Rendering- The Main on Las Olas
Kaplan University – Cypress Creek
Downtown Fort Lauderdale saw the largest increase in vacancies from 15.2 to 18.0 percent. But with the completion of the Main on Las Olas – the first major building added to the market since 2002 – that rate is actually 23.0 percent. Meanwhile, Cypress Creek, with the lowest rental rates in the group, saw vacancies increase only marginally from 14.6 to 15.0 percent. The Cypress Creek Class B market (where I am marketing Prisma at Cypress Creek) is the only segment in this survey where vacancies decreased. As expected, the highly affluent and largely suburban Boca Raton market saw less change than most of the other submarkets. You would also expect an increase in sublease space, but that has not materialized to date. One notable exception is Kaplan University’s 97,000 square foot space in Cypress Creek, which has yet to be recognized by CoStar.

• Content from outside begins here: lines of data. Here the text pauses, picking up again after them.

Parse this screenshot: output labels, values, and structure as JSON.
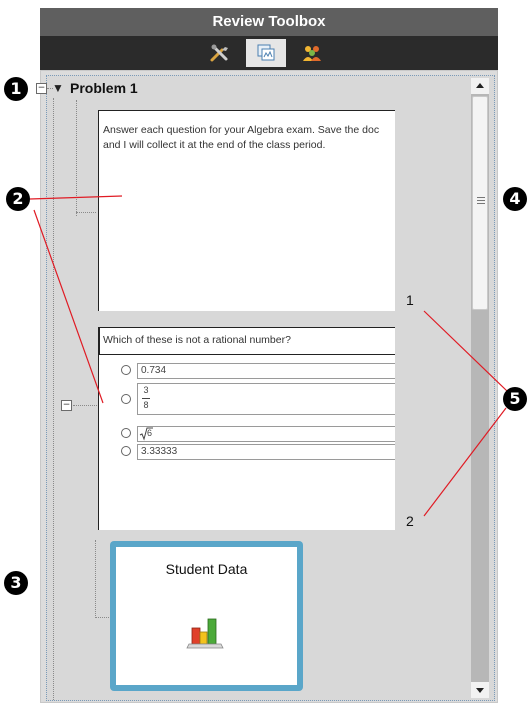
{
  "header": {
    "title": "Review Toolbox"
  },
  "tabs": [
    {
      "icon": "tools-icon",
      "active": false
    },
    {
      "icon": "pages-icon",
      "active": true
    },
    {
      "icon": "class-icon",
      "active": false
    }
  ],
  "tree": {
    "problem_title": "Problem 1",
    "expander_symbol": "−"
  },
  "page1": {
    "text": "Answer each question for your Algebra exam.  Save the doc\nand I will collect it at the end of the class period."
  },
  "page2": {
    "question": "Which of these is not a rational number?",
    "choices": [
      {
        "value": "0.734"
      },
      {
        "numerator": "3",
        "denominator": "8"
      },
      {
        "radicand": "6"
      },
      {
        "value": "3.33333"
      }
    ]
  },
  "card": {
    "title": "Student Data"
  },
  "callouts": [
    "1",
    "2",
    "3",
    "4",
    "5"
  ],
  "page_numbers": [
    "1",
    "2"
  ],
  "colors": {
    "callout_line": "#e01b24",
    "card_border": "#5aa6c9",
    "header_bg": "#5f5f5f"
  }
}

But the most surprising aspect of the current market is that rental rates continue to increase across the board. The Class A market on Brickell is the only segment that saw a decrease, but rates remain over $50 per square foot. A couple of observations here that I believe are important. First, we are only nine months into what has been called the “coronaconomy.” Office leases generally run on a three to five year cycle. A lot of office tenants have not yet had the opportunity to address their changing office needs, so we may not see the full effect of the pandemic on the office market f
Brickell via Ken’s Iphone

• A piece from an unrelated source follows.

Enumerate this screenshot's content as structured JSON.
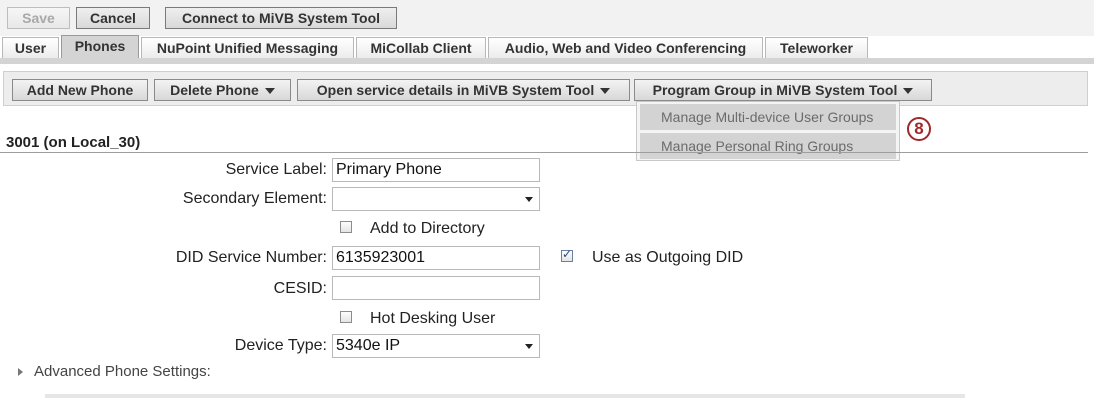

or a couple of years. I was also told by another market analyst that it took eighteen months before rental rates began to decline after the 2008 stock market crash, so it could get worse before it gets better. While landlords have not begun to reduce rental rates, we are seeing an increase in promotions and concessions.
Looking Toward a Better Year
So where are we and where are we going? I will preface this by saying that we might all be wrong. Who would have predicted a worldwide crisis 12 months ago? But as things begin to crystalize throughout 2021, we will have a much clearer picture.
I remain highly optimistic about South Florida. I am personally seeing a lot of new activity coming out of the Northeast. Just as the pandemic has accelerated the acceptance of work from home,” it is also accelerating acceptance of “work from anywhere.” Technology and financial firms are eyeing Florida as an escape from both frigid winters and state income tax. The recent relocations of Oracle and Tesla from California to Texas are prime examples, while Goldman Sachs and JP Morgan are reportedly considering Florida.
We still don’t know how behavioral changes will affect the office market. Will “work from home” reduce the need for space, or will social distancing increase the required square footage per employee? Office leasing has slowed, but
Click above for link to my earlier national article on COVID and the office market
it’s only a matter of time before things begin to pick up as we move out of our living rooms, put on our pants, and head back into the office. Our needs for office space are changing, but we still crave the collaboration, social interaction, and productivity that you can’t get on Zoom.
I expect a bit of a downturn as leases turn over in the next 18 to 24 months. For landlords in South Florida, there is no need to panic. It makes sense to aggressively pursue quality tenants in order to make the best of the next 18 to 24 months. But any downturn should be relatively short-lived. For tenants, it is a time to look for value and try to lock it in for the long term. We are in the midst of a fundamental change in the way we use office space and what we hope is a temporary economic downturn caused by unforeseen external factors. But there is a much stronger trend drawing business toward South Florida that should more than offset the decline. I have already seen cases of buyers waiting for prices to come down that now wish they had acted earlier. There may be some opportunities to wait and take advantage of a market downturn, but that window of opportunity is closing quickly as South Florida is well positioned to lead the nation’s economic recovery.
In the meantime, happy holidays, stay safe, wear your mask (and your pants), and let’s look forward to a better year in 2021.